== Segment start ==

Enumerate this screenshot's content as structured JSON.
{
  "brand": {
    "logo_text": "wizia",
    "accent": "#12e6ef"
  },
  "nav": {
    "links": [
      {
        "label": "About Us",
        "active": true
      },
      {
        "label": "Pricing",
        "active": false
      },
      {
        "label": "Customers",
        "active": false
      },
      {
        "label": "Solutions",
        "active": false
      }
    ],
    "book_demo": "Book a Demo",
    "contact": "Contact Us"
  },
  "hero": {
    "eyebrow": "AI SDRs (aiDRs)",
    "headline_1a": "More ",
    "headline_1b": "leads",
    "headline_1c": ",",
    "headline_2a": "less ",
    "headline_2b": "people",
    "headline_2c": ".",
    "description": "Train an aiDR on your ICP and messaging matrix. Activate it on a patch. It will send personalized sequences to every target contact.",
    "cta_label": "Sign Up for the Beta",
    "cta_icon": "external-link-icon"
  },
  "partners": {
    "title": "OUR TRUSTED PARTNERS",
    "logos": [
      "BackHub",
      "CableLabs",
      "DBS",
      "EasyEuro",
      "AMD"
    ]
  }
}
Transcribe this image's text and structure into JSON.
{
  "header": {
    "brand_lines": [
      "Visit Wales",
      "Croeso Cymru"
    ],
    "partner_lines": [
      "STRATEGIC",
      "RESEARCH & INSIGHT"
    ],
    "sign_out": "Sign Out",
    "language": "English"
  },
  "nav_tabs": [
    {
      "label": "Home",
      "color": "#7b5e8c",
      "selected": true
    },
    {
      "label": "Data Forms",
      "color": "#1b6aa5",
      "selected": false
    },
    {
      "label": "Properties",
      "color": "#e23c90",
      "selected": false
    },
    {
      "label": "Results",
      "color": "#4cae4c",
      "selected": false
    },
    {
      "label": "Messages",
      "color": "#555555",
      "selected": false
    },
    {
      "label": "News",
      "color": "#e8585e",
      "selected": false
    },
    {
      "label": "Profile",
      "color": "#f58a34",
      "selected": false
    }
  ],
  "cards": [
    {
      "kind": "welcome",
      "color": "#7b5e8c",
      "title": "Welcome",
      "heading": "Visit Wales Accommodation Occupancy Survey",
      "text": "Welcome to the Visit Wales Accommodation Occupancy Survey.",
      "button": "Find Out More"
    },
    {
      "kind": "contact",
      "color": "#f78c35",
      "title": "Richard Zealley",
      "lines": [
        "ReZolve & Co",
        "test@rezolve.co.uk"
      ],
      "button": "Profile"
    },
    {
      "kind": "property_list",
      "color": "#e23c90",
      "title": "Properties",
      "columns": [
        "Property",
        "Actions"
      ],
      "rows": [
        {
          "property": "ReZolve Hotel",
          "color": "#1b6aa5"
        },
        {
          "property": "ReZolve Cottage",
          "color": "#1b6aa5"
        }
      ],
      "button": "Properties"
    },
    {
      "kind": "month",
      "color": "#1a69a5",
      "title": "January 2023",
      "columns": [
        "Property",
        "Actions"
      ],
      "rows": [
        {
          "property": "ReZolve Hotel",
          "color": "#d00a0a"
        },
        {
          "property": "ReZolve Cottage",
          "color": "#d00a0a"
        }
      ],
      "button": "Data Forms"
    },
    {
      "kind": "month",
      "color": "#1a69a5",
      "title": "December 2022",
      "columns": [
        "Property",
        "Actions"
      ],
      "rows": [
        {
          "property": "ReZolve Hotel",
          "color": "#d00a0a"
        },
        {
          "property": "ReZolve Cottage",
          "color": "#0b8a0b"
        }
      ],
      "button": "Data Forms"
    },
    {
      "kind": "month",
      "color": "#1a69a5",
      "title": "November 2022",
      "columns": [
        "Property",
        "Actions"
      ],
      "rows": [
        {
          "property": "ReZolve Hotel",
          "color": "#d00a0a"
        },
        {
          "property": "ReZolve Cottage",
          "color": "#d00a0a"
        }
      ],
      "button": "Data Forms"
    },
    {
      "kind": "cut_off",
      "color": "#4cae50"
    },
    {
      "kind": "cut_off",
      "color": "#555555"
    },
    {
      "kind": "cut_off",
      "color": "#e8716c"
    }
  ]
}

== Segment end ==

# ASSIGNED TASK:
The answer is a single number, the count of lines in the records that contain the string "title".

# WRITTEN ANSWER:
7